| EXERCISE BRIEF |
Repeat these records exactly, pictures excluded.

--- RECORDS TO PROCESS Enclosed Below ---

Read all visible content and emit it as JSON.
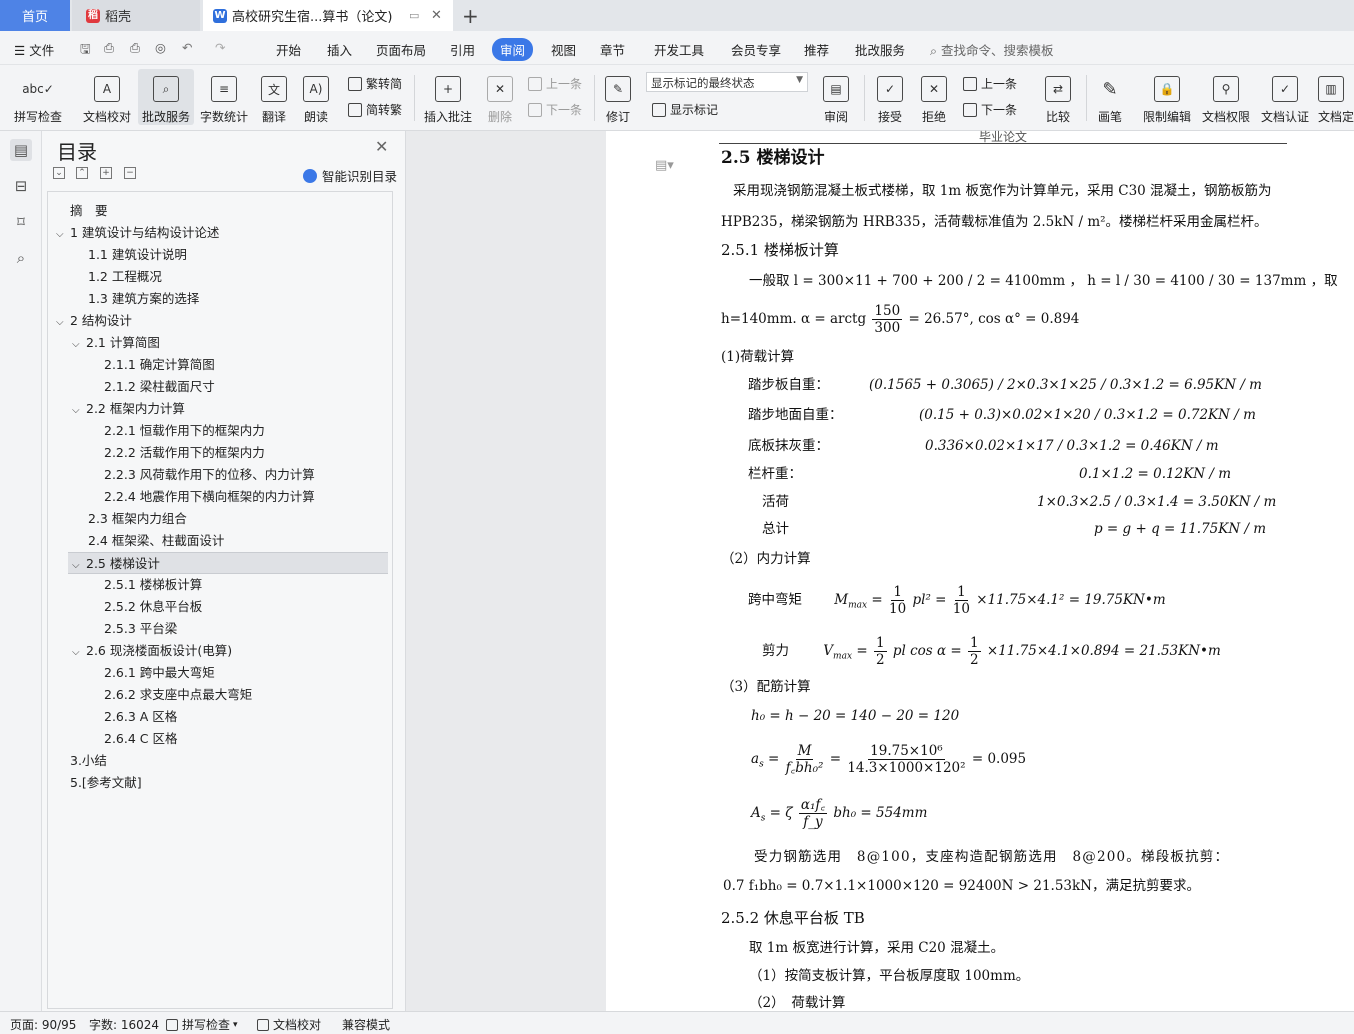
{
  "tabs": {
    "home": "首页",
    "daoke": "稻壳",
    "doc": "高校研究生宿...算书（论文)",
    "add": "+"
  },
  "menu": {
    "file": "文件",
    "items": [
      "开始",
      "插入",
      "页面布局",
      "引用",
      "审阅",
      "视图",
      "章节",
      "开发工具",
      "会员专享",
      "推荐",
      "批改服务"
    ],
    "search": "查找命令、搜索模板"
  },
  "ribbon": {
    "spell": "拼写检查",
    "proof": "文档校对",
    "batch": "批改服务",
    "count": "字数统计",
    "translate": "翻译",
    "read": "朗读",
    "to_trad": "繁转简",
    "to_simp": "简转繁",
    "add_comment": "插入批注",
    "delete": "删除",
    "prev": "上一条",
    "next": "下一条",
    "revise": "修订",
    "mark_state": "显示标记的最终状态",
    "show_marks": "显示标记",
    "review": "审阅",
    "accept": "接受",
    "reject": "拒绝",
    "prev2": "上一条",
    "next2": "下一条",
    "compare": "比较",
    "pen": "画笔",
    "restrict": "限制编辑",
    "perm": "文档权限",
    "auth": "文档认证",
    "final": "文档定"
  },
  "toc": {
    "title": "目录",
    "smart": "智能识别目录",
    "items": [
      {
        "text": "摘　要",
        "level": 0,
        "caret": ""
      },
      {
        "text": "1 建筑设计与结构设计论述",
        "level": 0,
        "caret": "v"
      },
      {
        "text": "1.1 建筑设计说明",
        "level": 1,
        "caret": ""
      },
      {
        "text": "1.2 工程概况",
        "level": 1,
        "caret": ""
      },
      {
        "text": "1.3 建筑方案的选择",
        "level": 1,
        "caret": ""
      },
      {
        "text": "2 结构设计",
        "level": 0,
        "caret": "v"
      },
      {
        "text": "2.1 计算简图",
        "level": 1,
        "caret": "v"
      },
      {
        "text": "2.1.1 确定计算简图",
        "level": 2,
        "caret": ""
      },
      {
        "text": "2.1.2 梁柱截面尺寸",
        "level": 2,
        "caret": ""
      },
      {
        "text": "2.2 框架内力计算",
        "level": 1,
        "caret": "v"
      },
      {
        "text": "2.2.1 恒载作用下的框架内力",
        "level": 2,
        "caret": ""
      },
      {
        "text": "2.2.2 活载作用下的框架内力",
        "level": 2,
        "caret": ""
      },
      {
        "text": "2.2.3 风荷载作用下的位移、内力计算",
        "level": 2,
        "caret": ""
      },
      {
        "text": "2.2.4 地震作用下横向框架的内力计算",
        "level": 2,
        "caret": ""
      },
      {
        "text": "2.3 框架内力组合",
        "level": 1,
        "caret": ""
      },
      {
        "text": "2.4 框架梁、柱截面设计",
        "level": 1,
        "caret": ""
      },
      {
        "text": "2.5 楼梯设计",
        "level": 1,
        "caret": "v",
        "selected": true
      },
      {
        "text": "2.5.1 楼梯板计算",
        "level": 2,
        "caret": ""
      },
      {
        "text": "2.5.2 休息平台板",
        "level": 2,
        "caret": ""
      },
      {
        "text": "2.5.3 平台梁",
        "level": 2,
        "caret": ""
      },
      {
        "text": "2.6 现浇楼面板设计(电算)",
        "level": 1,
        "caret": "v"
      },
      {
        "text": "2.6.1 跨中最大弯矩",
        "level": 2,
        "caret": ""
      },
      {
        "text": "2.6.2 求支座中点最大弯矩",
        "level": 2,
        "caret": ""
      },
      {
        "text": "2.6.3 A 区格",
        "level": 2,
        "caret": ""
      },
      {
        "text": "2.6.4 C 区格",
        "level": 2,
        "caret": ""
      },
      {
        "text": "3.小结",
        "level": 0,
        "caret": ""
      },
      {
        "text": "5.[参考文献]",
        "level": 0,
        "caret": ""
      }
    ]
  },
  "doc": {
    "header": "毕业论文",
    "h25": "2.5 楼梯设计",
    "p1a": "采用现浇钢筋混凝土板式楼梯，取 1m 板宽作为计算单元，采用 C30 混凝土，钢筋板筋为",
    "p1b": "HPB235，梯梁钢筋为 HRB335，活荷载标准值为 2.5kN / m²。楼梯栏杆采用金属栏杆。",
    "h251": "2.5.1 楼梯板计算",
    "p2": "一般取 l = 300×11 + 700 + 200 / 2 = 4100mm ， h = l / 30 = 4100 / 30 = 137mm ，取",
    "p3a": "h=140mm.  α = arctg",
    "p3n": "150",
    "p3d": "300",
    "p3b": "= 26.57°, cos α° = 0.894",
    "load_title": "(1)荷载计算",
    "loads": [
      {
        "label": "踏步板自重：",
        "eq": "(0.1565 + 0.3065) / 2×0.3×1×25 / 0.3×1.2 = 6.95KN / m"
      },
      {
        "label": "踏步地面自重：",
        "eq": "(0.15 + 0.3)×0.02×1×20 / 0.3×1.2 = 0.72KN / m"
      },
      {
        "label": "底板抹灰重：",
        "eq": "0.336×0.02×1×17 / 0.3×1.2 = 0.46KN / m"
      },
      {
        "label": "栏杆重：",
        "eq": "0.1×1.2 = 0.12KN / m"
      },
      {
        "label": "活荷",
        "eq": "1×0.3×2.5 / 0.3×1.4 = 3.50KN / m"
      },
      {
        "label": "总计",
        "eq": "p = g + q = 11.75KN / m"
      }
    ],
    "force_title": "（2）内力计算",
    "mlabel": "跨中弯矩",
    "meq_a": "M",
    "meq_sub": "max",
    "meq_b": "=",
    "meq_n1": "1",
    "meq_d1": "10",
    "meq_c": "pl² =",
    "meq_n2": "1",
    "meq_d2": "10",
    "meq_e": "×11.75×4.1² = 19.75KN•m",
    "vlabel": "剪力",
    "veq_a": "V",
    "veq_sub": "max",
    "veq_b": "=",
    "veq_n1": "1",
    "veq_d1": "2",
    "veq_c": "pl cos α =",
    "veq_n2": "1",
    "veq_d2": "2",
    "veq_e": "×11.75×4.1×0.894 = 21.53KN•m",
    "rebar_title": "（3）配筋计算",
    "h0": "h₀ = h − 20 = 140 − 20 = 120",
    "as_a": "a",
    "as_sub": "s",
    "as_b": "=",
    "as_n1": "M",
    "as_d1": "f꜀bh₀²",
    "as_n2": "19.75×10⁶",
    "as_d2": "14.3×1000×120²",
    "as_c": "= 0.095",
    "As_a": "A",
    "As_sub": "s",
    "As_b": "= ζ",
    "As_n": "α₁f꜀",
    "As_d": "f_y",
    "As_c": "bh₀ = 554mm",
    "p4a": "受力钢筋选用　8@100，支座构造配钢筋选用　8@200。梯段板抗剪：",
    "p4b": "0.7 f₁bh₀ = 0.7×1.1×1000×120 = 92400N > 21.53kN，满足抗剪要求。",
    "h252": "2.5.2 休息平台板 TB",
    "p5": "取 1m 板宽进行计算，采用 C20 混凝土。",
    "p6": "（1）按简支板计算，平台板厚度取 100mm。",
    "p7": "（2）　荷载计算"
  },
  "status": {
    "page": "页面: 90/95",
    "words": "字数: 16024",
    "spell": "拼写检查",
    "proof": "文档校对",
    "compat": "兼容模式"
  }
}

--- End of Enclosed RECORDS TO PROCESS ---

| WRITTEN ANSWER |
Read all visible content and emit it as JSON.
{
  "tabs": {
    "home": "首页",
    "daoke": "稻壳",
    "doc": "高校研究生宿...算书（论文)",
    "add": "+"
  },
  "menu": {
    "file": "文件",
    "items": [
      "开始",
      "插入",
      "页面布局",
      "引用",
      "审阅",
      "视图",
      "章节",
      "开发工具",
      "会员专享",
      "推荐",
      "批改服务"
    ],
    "search": "查找命令、搜索模板"
  },
  "ribbon": {
    "spell": "拼写检查",
    "proof": "文档校对",
    "batch": "批改服务",
    "count": "字数统计",
    "translate": "翻译",
    "read": "朗读",
    "to_trad": "繁转简",
    "to_simp": "简转繁",
    "add_comment": "插入批注",
    "delete": "删除",
    "prev": "上一条",
    "next": "下一条",
    "revise": "修订",
    "mark_state": "显示标记的最终状态",
    "show_marks": "显示标记",
    "review": "审阅",
    "accept": "接受",
    "reject": "拒绝",
    "prev2": "上一条",
    "next2": "下一条",
    "compare": "比较",
    "pen": "画笔",
    "restrict": "限制编辑",
    "perm": "文档权限",
    "auth": "文档认证",
    "final": "文档定"
  },
  "toc": {
    "title": "目录",
    "smart": "智能识别目录",
    "items": [
      {
        "text": "摘　要",
        "level": 0,
        "caret": ""
      },
      {
        "text": "1 建筑设计与结构设计论述",
        "level": 0,
        "caret": "v"
      },
      {
        "text": "1.1 建筑设计说明",
        "level": 1,
        "caret": ""
      },
      {
        "text": "1.2 工程概况",
        "level": 1,
        "caret": ""
      },
      {
        "text": "1.3 建筑方案的选择",
        "level": 1,
        "caret": ""
      },
      {
        "text": "2 结构设计",
        "level": 0,
        "caret": "v"
      },
      {
        "text": "2.1 计算简图",
        "level": 1,
        "caret": "v"
      },
      {
        "text": "2.1.1 确定计算简图",
        "level": 2,
        "caret": ""
      },
      {
        "text": "2.1.2 梁柱截面尺寸",
        "level": 2,
        "caret": ""
      },
      {
        "text": "2.2 框架内力计算",
        "level": 1,
        "caret": "v"
      },
      {
        "text": "2.2.1 恒载作用下的框架内力",
        "level": 2,
        "caret": ""
      },
      {
        "text": "2.2.2 活载作用下的框架内力",
        "level": 2,
        "caret": ""
      },
      {
        "text": "2.2.3 风荷载作用下的位移、内力计算",
        "level": 2,
        "caret": ""
      },
      {
        "text": "2.2.4 地震作用下横向框架的内力计算",
        "level": 2,
        "caret": ""
      },
      {
        "text": "2.3 框架内力组合",
        "level": 1,
        "caret": ""
      },
      {
        "text": "2.4 框架梁、柱截面设计",
        "level": 1,
        "caret": ""
      },
      {
        "text": "2.5 楼梯设计",
        "level": 1,
        "caret": "v",
        "selected": true
      },
      {
        "text": "2.5.1 楼梯板计算",
        "level": 2,
        "caret": ""
      },
      {
        "text": "2.5.2 休息平台板",
        "level": 2,
        "caret": ""
      },
      {
        "text": "2.5.3 平台梁",
        "level": 2,
        "caret": ""
      },
      {
        "text": "2.6 现浇楼面板设计(电算)",
        "level": 1,
        "caret": "v"
      },
      {
        "text": "2.6.1 跨中最大弯矩",
        "level": 2,
        "caret": ""
      },
      {
        "text": "2.6.2 求支座中点最大弯矩",
        "level": 2,
        "caret": ""
      },
      {
        "text": "2.6.3 A 区格",
        "level": 2,
        "caret": ""
      },
      {
        "text": "2.6.4 C 区格",
        "level": 2,
        "caret": ""
      },
      {
        "text": "3.小结",
        "level": 0,
        "caret": ""
      },
      {
        "text": "5.[参考文献]",
        "level": 0,
        "caret": ""
      }
    ]
  },
  "doc": {
    "header": "毕业论文",
    "h25": "2.5 楼梯设计",
    "p1a": "采用现浇钢筋混凝土板式楼梯，取 1m 板宽作为计算单元，采用 C30 混凝土，钢筋板筋为",
    "p1b": "HPB235，梯梁钢筋为 HRB335，活荷载标准值为 2.5kN / m²。楼梯栏杆采用金属栏杆。",
    "h251": "2.5.1 楼梯板计算",
    "p2": "一般取 l = 300×11 + 700 + 200 / 2 = 4100mm ， h = l / 30 = 4100 / 30 = 137mm ，取",
    "p3a": "h=140mm.  α = arctg",
    "p3n": "150",
    "p3d": "300",
    "p3b": "= 26.57°, cos α° = 0.894",
    "load_title": "(1)荷载计算",
    "loads": [
      {
        "label": "踏步板自重：",
        "eq": "(0.1565 + 0.3065) / 2×0.3×1×25 / 0.3×1.2 = 6.95KN / m"
      },
      {
        "label": "踏步地面自重：",
        "eq": "(0.15 + 0.3)×0.02×1×20 / 0.3×1.2 = 0.72KN / m"
      },
      {
        "label": "底板抹灰重：",
        "eq": "0.336×0.02×1×17 / 0.3×1.2 = 0.46KN / m"
      },
      {
        "label": "栏杆重：",
        "eq": "0.1×1.2 = 0.12KN / m"
      },
      {
        "label": "活荷",
        "eq": "1×0.3×2.5 / 0.3×1.4 = 3.50KN / m"
      },
      {
        "label": "总计",
        "eq": "p = g + q = 11.75KN / m"
      }
    ],
    "force_title": "（2）内力计算",
    "mlabel": "跨中弯矩",
    "meq_a": "M",
    "meq_sub": "max",
    "meq_b": "=",
    "meq_n1": "1",
    "meq_d1": "10",
    "meq_c": "pl² =",
    "meq_n2": "1",
    "meq_d2": "10",
    "meq_e": "×11.75×4.1² = 19.75KN•m",
    "vlabel": "剪力",
    "veq_a": "V",
    "veq_sub": "max",
    "veq_b": "=",
    "veq_n1": "1",
    "veq_d1": "2",
    "veq_c": "pl cos α =",
    "veq_n2": "1",
    "veq_d2": "2",
    "veq_e": "×11.75×4.1×0.894 = 21.53KN•m",
    "rebar_title": "（3）配筋计算",
    "h0": "h₀ = h − 20 = 140 − 20 = 120",
    "as_a": "a",
    "as_sub": "s",
    "as_b": "=",
    "as_n1": "M",
    "as_d1": "f꜀bh₀²",
    "as_n2": "19.75×10⁶",
    "as_d2": "14.3×1000×120²",
    "as_c": "= 0.095",
    "As_a": "A",
    "As_sub": "s",
    "As_b": "= ζ",
    "As_n": "α₁f꜀",
    "As_d": "f_y",
    "As_c": "bh₀ = 554mm",
    "p4a": "受力钢筋选用　8@100，支座构造配钢筋选用　8@200。梯段板抗剪：",
    "p4b": "0.7 f₁bh₀ = 0.7×1.1×1000×120 = 92400N > 21.53kN，满足抗剪要求。",
    "h252": "2.5.2 休息平台板 TB",
    "p5": "取 1m 板宽进行计算，采用 C20 混凝土。",
    "p6": "（1）按简支板计算，平台板厚度取 100mm。",
    "p7": "（2）　荷载计算"
  },
  "status": {
    "page": "页面: 90/95",
    "words": "字数: 16024",
    "spell": "拼写检查",
    "proof": "文档校对",
    "compat": "兼容模式"
  }
}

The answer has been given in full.